Go ahead and stock up on abundant spring Rhubarb—we’ve got plenty of uses for it!
Don’t feel that you have to process all of your rhubarb at once. Freezing is definitely an option. Be aware that rhubarb will lose its shape as it thaws. However, as you’ll be cooking it anyway, frozen rhubarb is perfect for jam, chutney, or jelly recipes that don’t necessarily require a crunchy rhubarb texture. Put it up now and treat yourself with that tart, spring flavor once the cool weather hits and you’re ready to turn on the oven!
- Slice the rhubarb according to a recipe: stalks, chunks, dice.
- Rinse and pat dry.
- Pack recipe-sized portions into a Ziplock bag, or airtight freezer container. Rhubarb pieces may freeze together, but if you’re just going to cook it later, it shouldn’t matter.
- Alternately, you can line your rhubarb pieces individually on a baking sheet and freeze. Once pieces are frozen, store in a Ziplock bag or container.
Basic Rhubarb Compote
6 cups fresh chopped rhubarb, washed
1/2 cup fresh orange juice
1/2 cup maple sugar or brown sugar
Combine all ingredients in a medium heavy-bottomed saucepan. Bring to a boil over medium heat, stirring occasionally. Cover and simmer gently for about five minutes. Rhubarb will begin to soften.

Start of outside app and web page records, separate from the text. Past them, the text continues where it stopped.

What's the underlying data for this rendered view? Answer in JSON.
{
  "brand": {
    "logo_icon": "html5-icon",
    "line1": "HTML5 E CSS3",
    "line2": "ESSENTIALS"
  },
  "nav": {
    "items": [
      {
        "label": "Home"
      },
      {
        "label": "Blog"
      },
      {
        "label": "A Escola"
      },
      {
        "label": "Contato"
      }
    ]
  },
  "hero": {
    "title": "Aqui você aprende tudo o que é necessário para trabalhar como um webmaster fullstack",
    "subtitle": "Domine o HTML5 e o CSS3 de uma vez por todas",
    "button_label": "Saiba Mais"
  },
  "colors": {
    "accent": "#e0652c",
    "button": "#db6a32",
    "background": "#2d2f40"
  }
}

Uncover and continue to cook another five minutes.
Remove from heat, cool.
Makes about three cups. Will keep in fridge for up to two weeks (if it lasts long!)
Note: Add any of your favorite to this basic compote recipe. Strawberries and rhubarb are best friends, but peaches or cherries would also work.
2 1/4 pounds rhubarb
3/4 cup granulated sugar
Trim ends from rhubarb and slice stalks into 2 inch x 1/4 inch batons. Place cut rhubarb in a large stainless stockpot or dutch oven. Toss rhubarb with sugar. Cover and let rhubarb macerate for 4 hours to release its liquid. ( I occasionally stirred the rhubarb during this maceration phase.)
After 4 hours, place pot holding the rhubarb (and all of its released liquid) onto the stove top. Turn the flame to medium-high. Stir regularly while bringing the pot to a boil. Once boiling, count to 10 and remove the pan from the heat. (If you cook the rhubarb any longer, the fibers really break down and the consistency gets soft and mushy like stewed rhubarb.)
Using a slotting spoon, immediately place rhubarb into jars and pour liquid over the top. Seal jars. Let jars cool to room temp and rest for 12 hours. Your canned rhubarb will keep in the fridge for up to two weeks.
To preserve canned rhubarb for an extended period, you’ll want to immerse sealed jars into a water bath for 15 minutes, to ensure jars form a tight seal.
4 1/2 cups chopped rhubarb
2/3 cups white sugar
1/3 cup water
2 tbsp. butter
1 tsp. vanilla extract
Combine the rhubarb, water and sugar and place in the crockpot. Cover and cook on low setting for 6-7 hours. Turn off the crockpot, add butter and vanilla. Combine well. Allow to cool before spooning into jars. Serve chilled.